Aim of the task: If a line contains the word "trabalho", include it in the count; state how many such lines the listing has and nothing else.

Records for this task:
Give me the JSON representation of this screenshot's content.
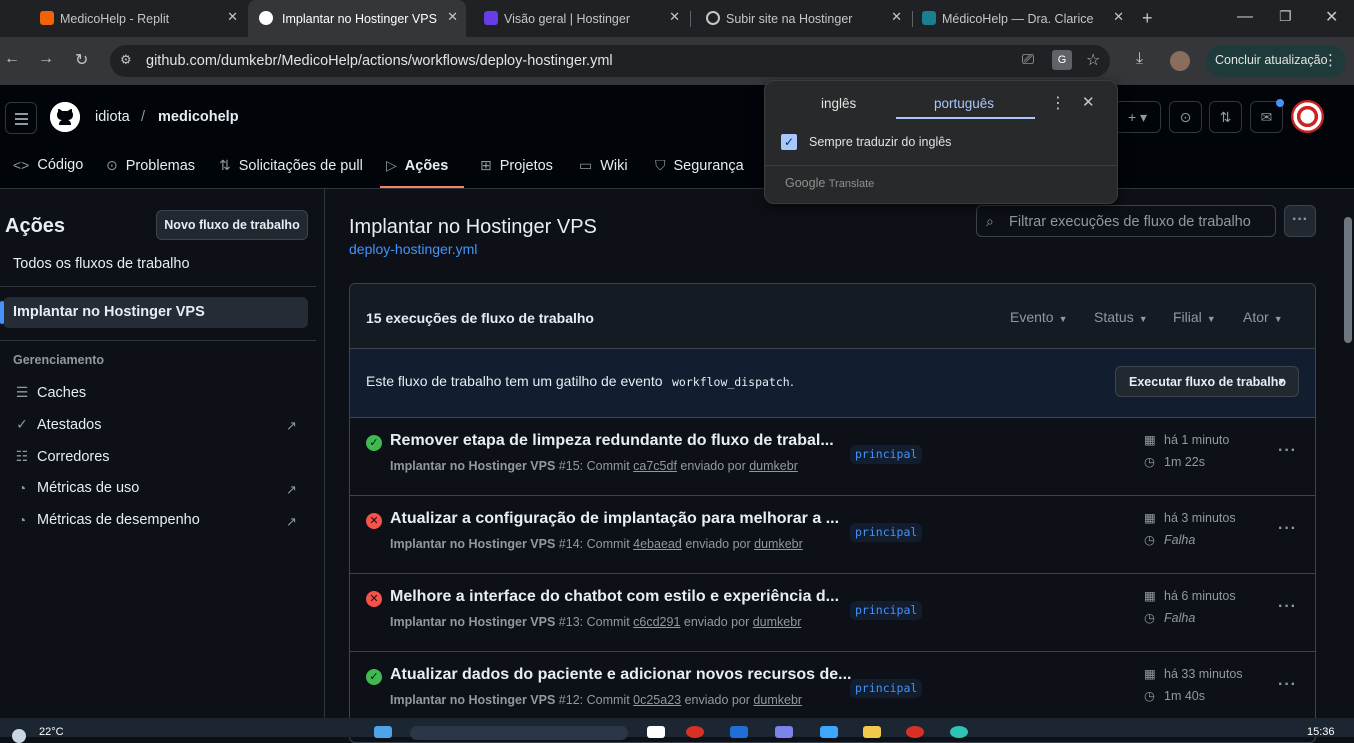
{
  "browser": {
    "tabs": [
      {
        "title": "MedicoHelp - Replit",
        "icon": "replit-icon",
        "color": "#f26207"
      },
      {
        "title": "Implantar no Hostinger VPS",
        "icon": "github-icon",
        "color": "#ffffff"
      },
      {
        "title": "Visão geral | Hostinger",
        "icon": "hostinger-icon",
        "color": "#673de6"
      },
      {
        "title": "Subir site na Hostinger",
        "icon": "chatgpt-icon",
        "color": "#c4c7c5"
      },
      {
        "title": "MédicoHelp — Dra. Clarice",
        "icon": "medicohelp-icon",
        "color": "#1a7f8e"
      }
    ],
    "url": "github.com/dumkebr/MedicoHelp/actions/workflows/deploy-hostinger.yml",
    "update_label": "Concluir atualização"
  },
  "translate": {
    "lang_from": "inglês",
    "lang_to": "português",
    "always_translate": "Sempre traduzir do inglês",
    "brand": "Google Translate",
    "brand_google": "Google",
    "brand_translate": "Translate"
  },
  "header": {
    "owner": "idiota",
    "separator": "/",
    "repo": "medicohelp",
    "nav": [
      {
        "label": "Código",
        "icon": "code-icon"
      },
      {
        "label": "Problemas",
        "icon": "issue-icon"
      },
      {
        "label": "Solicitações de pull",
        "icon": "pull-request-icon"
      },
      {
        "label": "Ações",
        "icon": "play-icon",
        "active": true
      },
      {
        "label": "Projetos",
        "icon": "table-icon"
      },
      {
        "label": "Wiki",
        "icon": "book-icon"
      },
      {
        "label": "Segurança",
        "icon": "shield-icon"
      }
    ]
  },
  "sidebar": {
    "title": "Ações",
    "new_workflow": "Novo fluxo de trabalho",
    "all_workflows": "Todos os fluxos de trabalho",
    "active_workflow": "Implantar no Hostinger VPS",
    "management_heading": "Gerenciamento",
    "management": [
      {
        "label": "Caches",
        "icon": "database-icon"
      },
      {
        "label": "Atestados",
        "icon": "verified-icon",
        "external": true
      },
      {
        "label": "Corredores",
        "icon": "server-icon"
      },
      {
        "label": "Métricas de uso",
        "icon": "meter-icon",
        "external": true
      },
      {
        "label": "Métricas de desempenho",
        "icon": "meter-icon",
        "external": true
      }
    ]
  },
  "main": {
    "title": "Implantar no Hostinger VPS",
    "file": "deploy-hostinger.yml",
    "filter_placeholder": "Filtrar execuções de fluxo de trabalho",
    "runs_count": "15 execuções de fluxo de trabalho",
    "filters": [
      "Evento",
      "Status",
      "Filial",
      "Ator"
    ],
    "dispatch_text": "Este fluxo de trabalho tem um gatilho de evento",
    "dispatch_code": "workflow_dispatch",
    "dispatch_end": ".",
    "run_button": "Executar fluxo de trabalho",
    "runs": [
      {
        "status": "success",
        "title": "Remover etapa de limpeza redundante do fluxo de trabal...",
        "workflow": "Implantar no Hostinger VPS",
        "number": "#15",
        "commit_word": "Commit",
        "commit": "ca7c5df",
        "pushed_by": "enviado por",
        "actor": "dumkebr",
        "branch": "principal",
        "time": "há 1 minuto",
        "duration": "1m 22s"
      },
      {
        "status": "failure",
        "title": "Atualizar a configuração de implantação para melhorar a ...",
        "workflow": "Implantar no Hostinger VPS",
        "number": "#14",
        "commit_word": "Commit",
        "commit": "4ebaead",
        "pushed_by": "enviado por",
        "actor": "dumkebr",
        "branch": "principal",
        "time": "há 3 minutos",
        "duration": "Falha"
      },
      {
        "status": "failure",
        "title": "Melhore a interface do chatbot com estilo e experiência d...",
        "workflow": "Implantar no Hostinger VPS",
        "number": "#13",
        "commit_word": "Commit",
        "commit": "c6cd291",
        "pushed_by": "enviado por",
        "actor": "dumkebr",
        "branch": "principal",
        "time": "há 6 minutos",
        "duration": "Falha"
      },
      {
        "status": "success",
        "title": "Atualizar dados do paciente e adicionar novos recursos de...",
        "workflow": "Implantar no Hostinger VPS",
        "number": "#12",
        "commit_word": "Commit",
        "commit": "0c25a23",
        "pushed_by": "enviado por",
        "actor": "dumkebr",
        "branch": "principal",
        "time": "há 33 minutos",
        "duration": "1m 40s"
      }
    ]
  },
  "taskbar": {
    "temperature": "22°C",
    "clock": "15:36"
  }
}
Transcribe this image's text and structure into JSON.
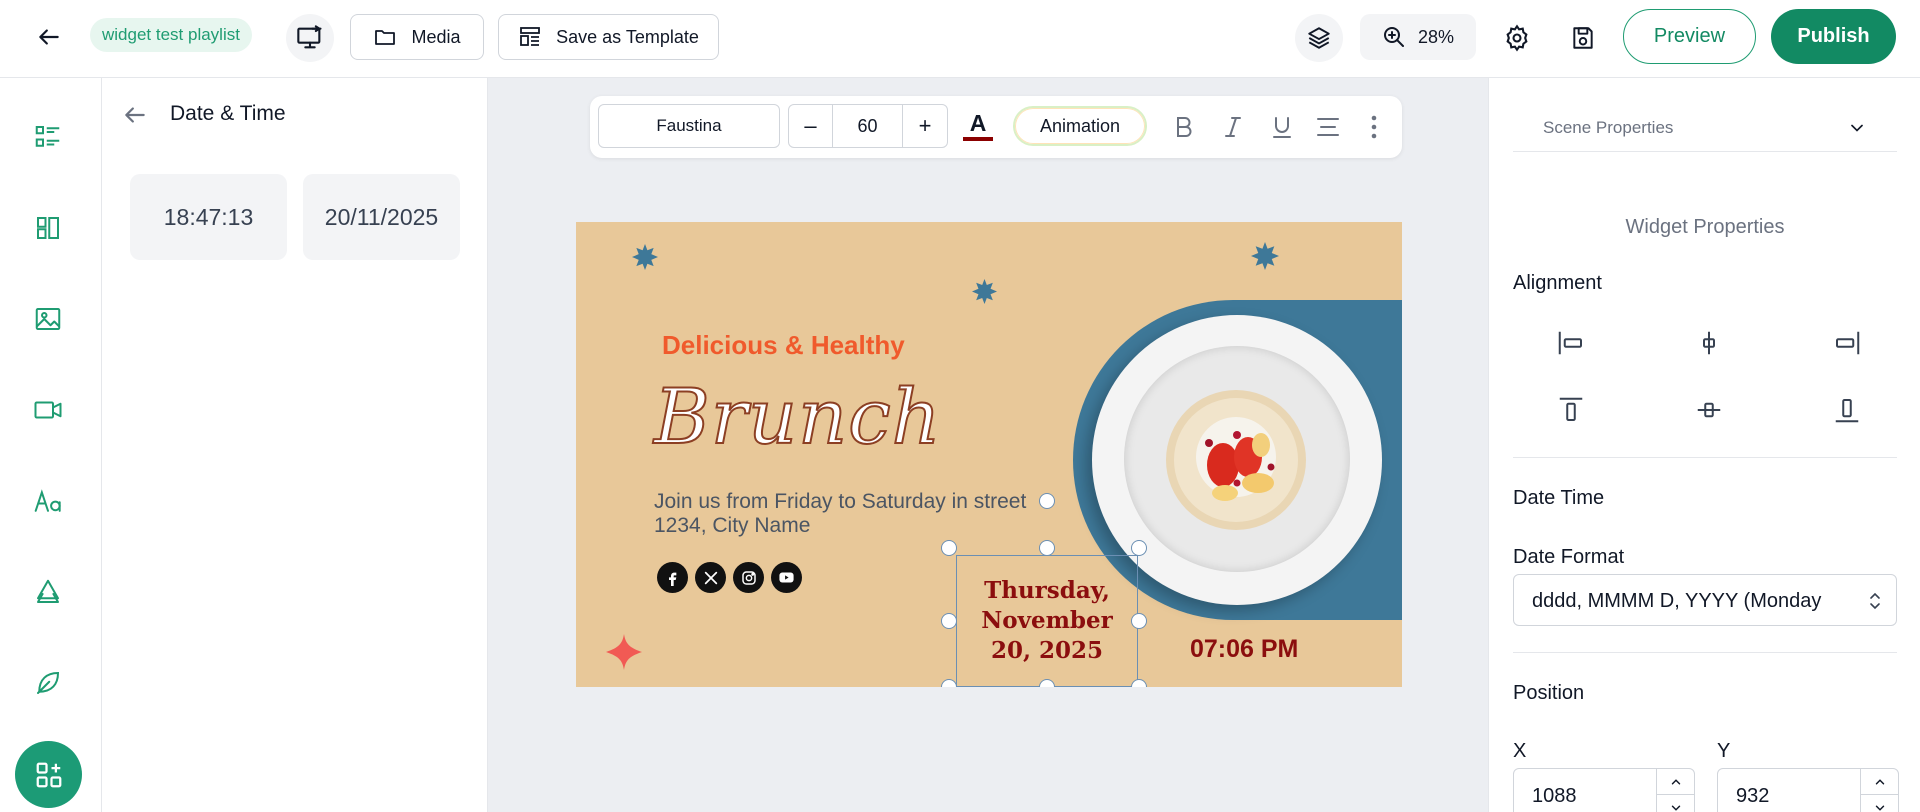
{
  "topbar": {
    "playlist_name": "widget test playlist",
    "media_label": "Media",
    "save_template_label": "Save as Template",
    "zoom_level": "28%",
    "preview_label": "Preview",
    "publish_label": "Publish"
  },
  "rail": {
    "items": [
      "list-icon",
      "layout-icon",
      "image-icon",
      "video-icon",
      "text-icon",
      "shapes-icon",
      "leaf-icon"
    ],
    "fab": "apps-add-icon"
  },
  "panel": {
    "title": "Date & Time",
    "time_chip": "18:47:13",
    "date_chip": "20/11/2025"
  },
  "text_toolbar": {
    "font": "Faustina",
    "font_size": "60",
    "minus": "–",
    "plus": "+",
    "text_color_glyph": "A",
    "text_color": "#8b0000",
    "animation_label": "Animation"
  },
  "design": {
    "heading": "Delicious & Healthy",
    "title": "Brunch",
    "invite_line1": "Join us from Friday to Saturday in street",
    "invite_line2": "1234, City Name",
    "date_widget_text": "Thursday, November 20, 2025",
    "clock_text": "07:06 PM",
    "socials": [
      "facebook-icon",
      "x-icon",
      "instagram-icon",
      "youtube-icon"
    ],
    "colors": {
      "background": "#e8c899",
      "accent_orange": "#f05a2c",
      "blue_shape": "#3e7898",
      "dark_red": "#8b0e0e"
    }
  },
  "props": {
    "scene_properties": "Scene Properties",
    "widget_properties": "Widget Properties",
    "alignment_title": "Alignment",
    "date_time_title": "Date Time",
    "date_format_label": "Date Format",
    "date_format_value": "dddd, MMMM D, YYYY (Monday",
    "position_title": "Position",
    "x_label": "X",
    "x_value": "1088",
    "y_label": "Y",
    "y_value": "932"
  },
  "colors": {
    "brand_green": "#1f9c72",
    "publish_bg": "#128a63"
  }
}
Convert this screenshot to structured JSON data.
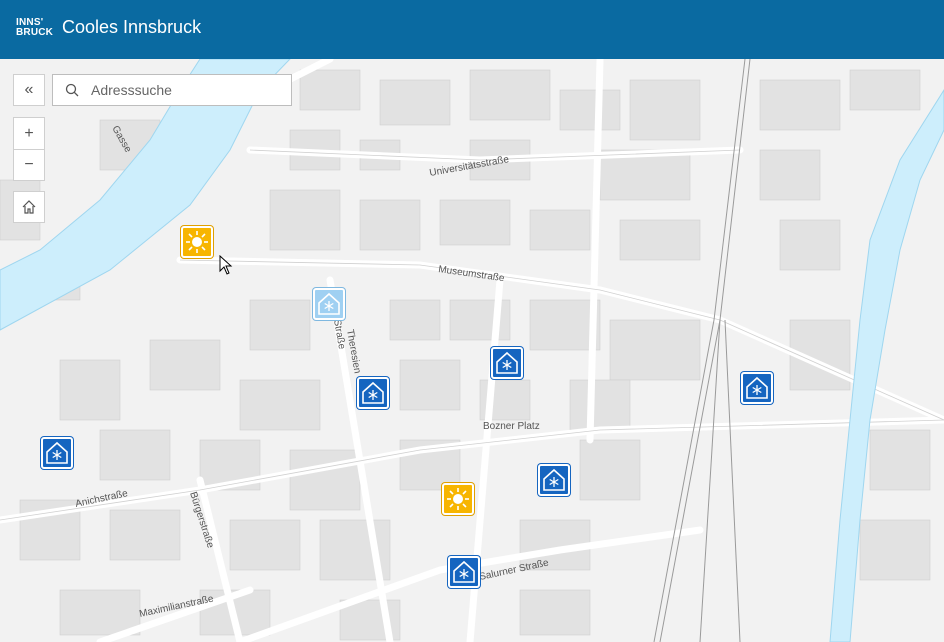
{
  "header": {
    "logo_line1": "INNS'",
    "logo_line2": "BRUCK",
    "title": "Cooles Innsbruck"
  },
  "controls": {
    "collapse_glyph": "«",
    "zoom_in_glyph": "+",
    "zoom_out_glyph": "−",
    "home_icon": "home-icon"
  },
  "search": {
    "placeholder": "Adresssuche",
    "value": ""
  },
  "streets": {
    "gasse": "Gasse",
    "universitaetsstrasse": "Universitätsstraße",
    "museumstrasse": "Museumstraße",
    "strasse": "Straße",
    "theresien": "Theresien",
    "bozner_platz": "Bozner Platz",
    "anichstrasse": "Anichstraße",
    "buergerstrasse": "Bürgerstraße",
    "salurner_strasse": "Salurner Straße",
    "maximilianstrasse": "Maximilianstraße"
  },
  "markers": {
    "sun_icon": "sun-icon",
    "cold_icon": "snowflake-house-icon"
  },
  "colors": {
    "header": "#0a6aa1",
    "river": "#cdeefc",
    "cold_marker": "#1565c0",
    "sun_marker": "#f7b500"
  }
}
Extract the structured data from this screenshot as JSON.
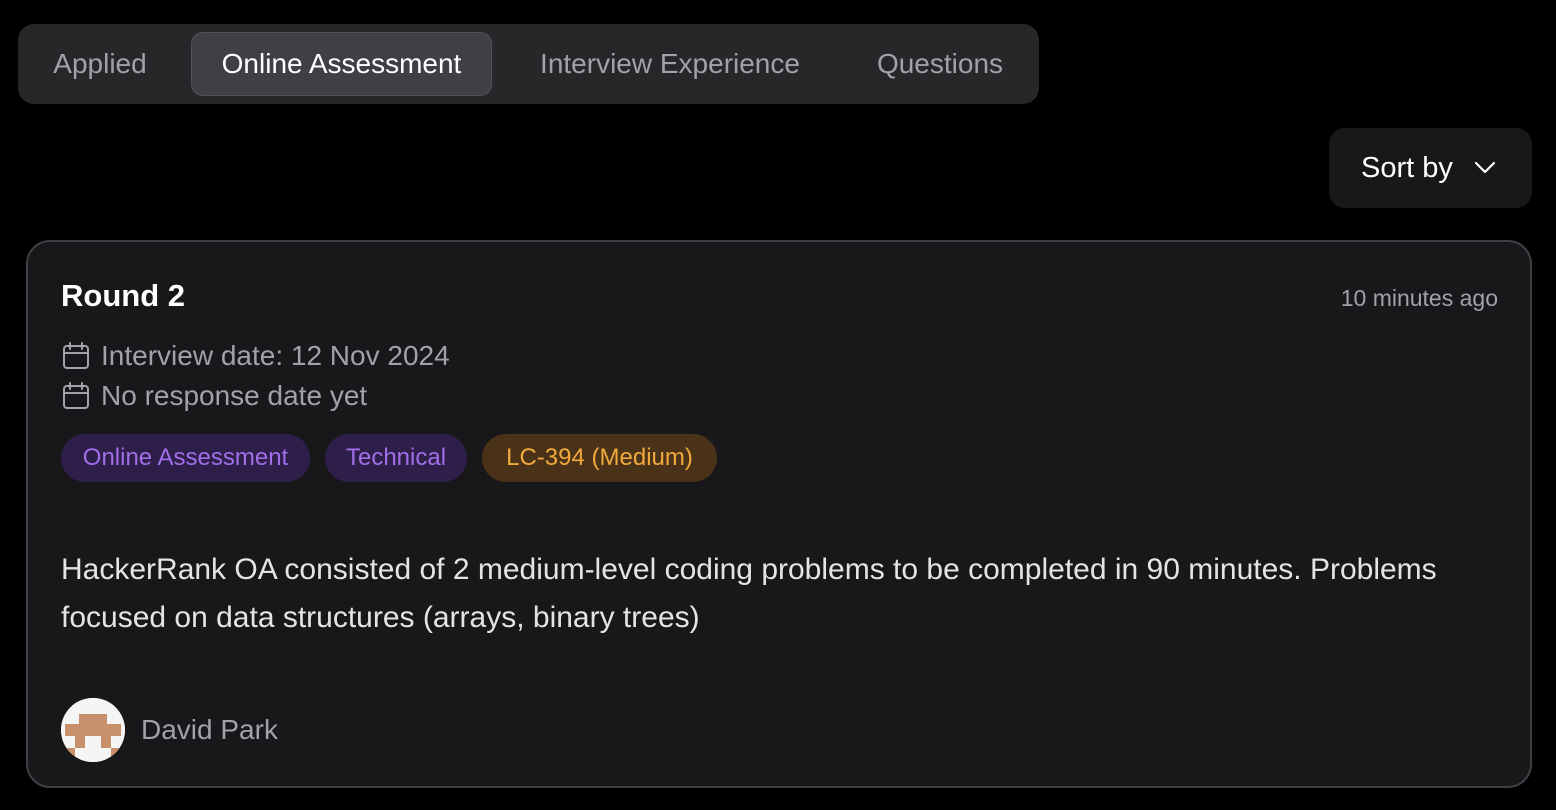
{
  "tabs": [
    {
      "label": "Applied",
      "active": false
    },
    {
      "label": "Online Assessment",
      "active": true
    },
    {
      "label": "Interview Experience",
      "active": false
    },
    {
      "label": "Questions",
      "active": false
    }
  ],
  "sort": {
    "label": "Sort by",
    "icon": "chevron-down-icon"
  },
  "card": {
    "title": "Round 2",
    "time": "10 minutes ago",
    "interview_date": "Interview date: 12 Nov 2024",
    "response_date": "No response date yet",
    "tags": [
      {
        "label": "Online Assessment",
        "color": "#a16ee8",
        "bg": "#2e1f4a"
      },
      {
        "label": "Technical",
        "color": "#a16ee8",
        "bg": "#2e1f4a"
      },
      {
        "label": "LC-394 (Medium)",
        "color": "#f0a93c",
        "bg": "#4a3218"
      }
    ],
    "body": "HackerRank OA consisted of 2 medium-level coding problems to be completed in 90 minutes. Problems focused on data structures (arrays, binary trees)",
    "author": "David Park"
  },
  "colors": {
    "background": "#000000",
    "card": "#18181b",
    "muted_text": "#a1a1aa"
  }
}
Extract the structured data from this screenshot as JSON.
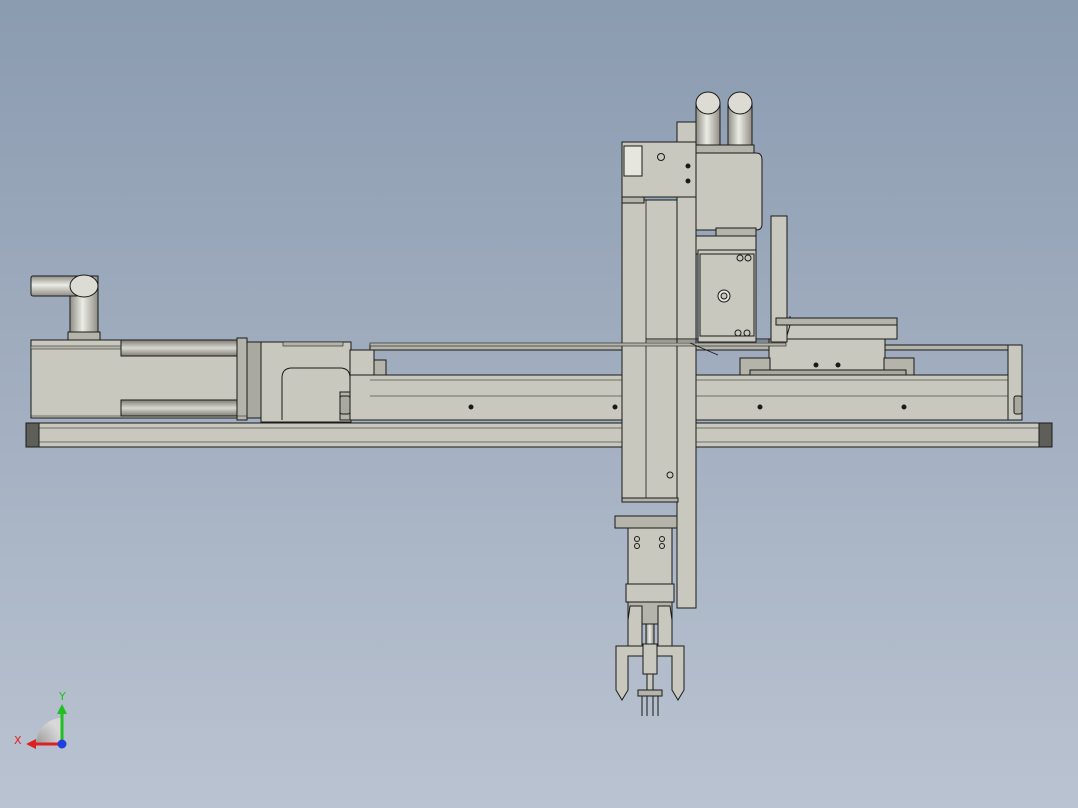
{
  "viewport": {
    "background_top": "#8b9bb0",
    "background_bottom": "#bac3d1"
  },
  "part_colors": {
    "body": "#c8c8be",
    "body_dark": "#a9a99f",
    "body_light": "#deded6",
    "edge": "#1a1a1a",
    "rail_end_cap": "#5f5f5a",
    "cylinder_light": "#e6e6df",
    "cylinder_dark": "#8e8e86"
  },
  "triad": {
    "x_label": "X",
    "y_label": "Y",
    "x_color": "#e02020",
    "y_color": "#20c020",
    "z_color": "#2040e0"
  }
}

Answer box: 6